Always remember too that a glove will feel tighter when you first purchase it. It takes a few training sessions until you stretch them out into what is known as the classic, “broken in feel.” So if your new gloves feel a little tight at first, they will soon stretch out and fit you properly.
Another helpful tip to consider when choosing the best boxing gloves is to wrap your hands before trying on a new pair of boxing gloves, if you wear hand wraps during training sessions. This will give you the most accurate idea of how the glove will feel on your hand while at the gym
A boxing glove is designed to keep your hands safe. While all gloves do this to some degree, there are a few safety features to look for in a boxing glove. One major safety feature to account for is the glove’s wrist support. Whether lace or velcro, the most important thing is that the wrist-locking system fully wraps around your wrist so that it is snug. This means that you are unlikely to turn your wrist while punching.
<p>Another major safety feature to consider is the thumb connector. Gloves should have a small strap of leather that connects the thumb to the other fingers. This can either run the length of the thumb, or simply connect the top to the rest of the glove. Either works, but if this feature is missing, or the connector is too long or loose, then the thumb can stick up and get caught while punching. This makes injury far more likely to occur.</p>
The quality of construction is not just about the materials used, it also includes the shape of the glove and the stitching. A boxing glove is essentially the shape of a hand made into a fist, but larger. Gloves are designed to fit the natural shape of a human hand as closely as possible. They are meant to offer protection on the outside, while maintaining your ability to form a closed fist on the inside. If the glove uses good materials for both outer and inner, but the stitching fails, or the shape doesn’t allow you to punch comfortably, then those gloves are not the best boxing gloves for you, and can potentially lead to senseless injuries.

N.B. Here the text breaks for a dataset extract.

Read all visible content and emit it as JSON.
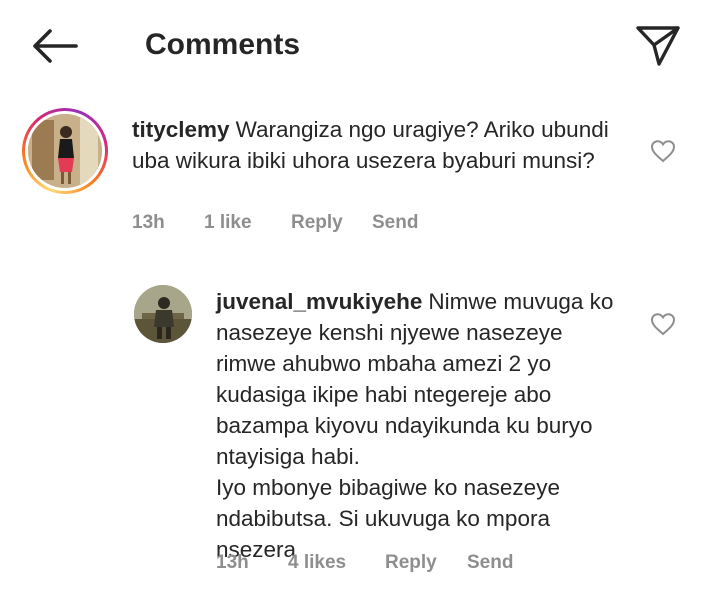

Be sure to look for gloves that best replicate the natural construct of your hand. Many low-end boxing gloves are shaped more like a square than a human hand. This means that there will be space inside of the glove when you’re training, and can cause the hand to slide around while inside of the glove, no matter how tight the glove is around your wrist. You want the glove to remain firm and stable when it makes contact with its intended target.
In summary, there is no such thing as the “best boxing gloves on the market”, just the best boxing gloves for you. The main purpose of gloves remains the same today: to protect the hands while fighting and training and to protect the face while sparring. You need to figure out what your needs are first, then find the glove that best fits those needs. How often you train, how hard you train, how much sparring you do, how much bag and pad work you do - these all play into choosing the best boxing gloves for you.